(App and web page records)
· · · · · · ·

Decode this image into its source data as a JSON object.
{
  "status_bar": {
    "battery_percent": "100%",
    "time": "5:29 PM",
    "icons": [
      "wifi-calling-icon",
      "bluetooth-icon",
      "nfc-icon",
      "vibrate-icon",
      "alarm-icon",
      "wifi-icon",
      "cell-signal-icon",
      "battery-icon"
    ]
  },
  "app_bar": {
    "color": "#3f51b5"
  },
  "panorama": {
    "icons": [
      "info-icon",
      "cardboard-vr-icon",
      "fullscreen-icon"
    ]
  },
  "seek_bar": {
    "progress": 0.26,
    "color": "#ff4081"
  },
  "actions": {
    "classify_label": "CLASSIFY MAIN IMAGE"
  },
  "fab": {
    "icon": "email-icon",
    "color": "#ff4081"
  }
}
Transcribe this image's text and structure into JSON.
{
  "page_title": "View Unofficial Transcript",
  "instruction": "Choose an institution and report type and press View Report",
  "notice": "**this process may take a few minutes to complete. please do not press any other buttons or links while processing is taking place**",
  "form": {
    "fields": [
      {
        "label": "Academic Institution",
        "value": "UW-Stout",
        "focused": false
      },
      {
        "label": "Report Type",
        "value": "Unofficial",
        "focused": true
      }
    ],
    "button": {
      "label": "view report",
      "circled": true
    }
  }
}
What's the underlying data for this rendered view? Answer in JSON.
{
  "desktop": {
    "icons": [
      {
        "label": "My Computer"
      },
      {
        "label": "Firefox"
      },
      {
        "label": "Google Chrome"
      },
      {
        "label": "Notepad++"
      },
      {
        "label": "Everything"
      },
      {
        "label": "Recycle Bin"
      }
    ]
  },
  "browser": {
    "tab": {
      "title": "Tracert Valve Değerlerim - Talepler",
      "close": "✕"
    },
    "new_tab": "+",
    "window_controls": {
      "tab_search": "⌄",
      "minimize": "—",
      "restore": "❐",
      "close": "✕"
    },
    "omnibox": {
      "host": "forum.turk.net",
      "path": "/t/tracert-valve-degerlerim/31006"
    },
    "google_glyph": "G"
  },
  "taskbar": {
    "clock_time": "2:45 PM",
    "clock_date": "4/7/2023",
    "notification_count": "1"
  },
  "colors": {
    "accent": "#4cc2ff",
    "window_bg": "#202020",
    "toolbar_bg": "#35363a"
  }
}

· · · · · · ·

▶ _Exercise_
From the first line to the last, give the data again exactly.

▶ _Response_
Decode this image into its source data as a JSON object.
{
  "status_bar": {
    "battery_percent": "100%",
    "time": "5:29 PM",
    "icons": [
      "wifi-calling-icon",
      "bluetooth-icon",
      "nfc-icon",
      "vibrate-icon",
      "alarm-icon",
      "wifi-icon",
      "cell-signal-icon",
      "battery-icon"
    ]
  },
  "app_bar": {
    "color": "#3f51b5"
  },
  "panorama": {
    "icons": [
      "info-icon",
      "cardboard-vr-icon",
      "fullscreen-icon"
    ]
  },
  "seek_bar": {
    "progress": 0.26,
    "color": "#ff4081"
  },
  "actions": {
    "classify_label": "CLASSIFY MAIN IMAGE"
  },
  "fab": {
    "icon": "email-icon",
    "color": "#ff4081"
  }
}
Transcribe this image's text and structure into JSON.
{
  "page_title": "View Unofficial Transcript",
  "instruction": "Choose an institution and report type and press View Report",
  "notice": "**this process may take a few minutes to complete. please do not press any other buttons or links while processing is taking place**",
  "form": {
    "fields": [
      {
        "label": "Academic Institution",
        "value": "UW-Stout",
        "focused": false
      },
      {
        "label": "Report Type",
        "value": "Unofficial",
        "focused": true
      }
    ],
    "button": {
      "label": "view report",
      "circled": true
    }
  }
}
What's the underlying data for this rendered view? Answer in JSON.
{
  "desktop": {
    "icons": [
      {
        "label": "My Computer"
      },
      {
        "label": "Firefox"
      },
      {
        "label": "Google Chrome"
      },
      {
        "label": "Notepad++"
      },
      {
        "label": "Everything"
      },
      {
        "label": "Recycle Bin"
      }
    ]
  },
  "browser": {
    "tab": {
      "title": "Tracert Valve Değerlerim - Talepler",
      "close": "✕"
    },
    "new_tab": "+",
    "window_controls": {
      "tab_search": "⌄",
      "minimize": "—",
      "restore": "❐",
      "close": "✕"
    },
    "omnibox": {
      "host": "forum.turk.net",
      "path": "/t/tracert-valve-degerlerim/31006"
    },
    "google_glyph": "G"
  },
  "taskbar": {
    "clock_time": "2:45 PM",
    "clock_date": "4/7/2023",
    "notification_count": "1"
  },
  "colors": {
    "accent": "#4cc2ff",
    "window_bg": "#202020",
    "toolbar_bg": "#35363a"
  }
}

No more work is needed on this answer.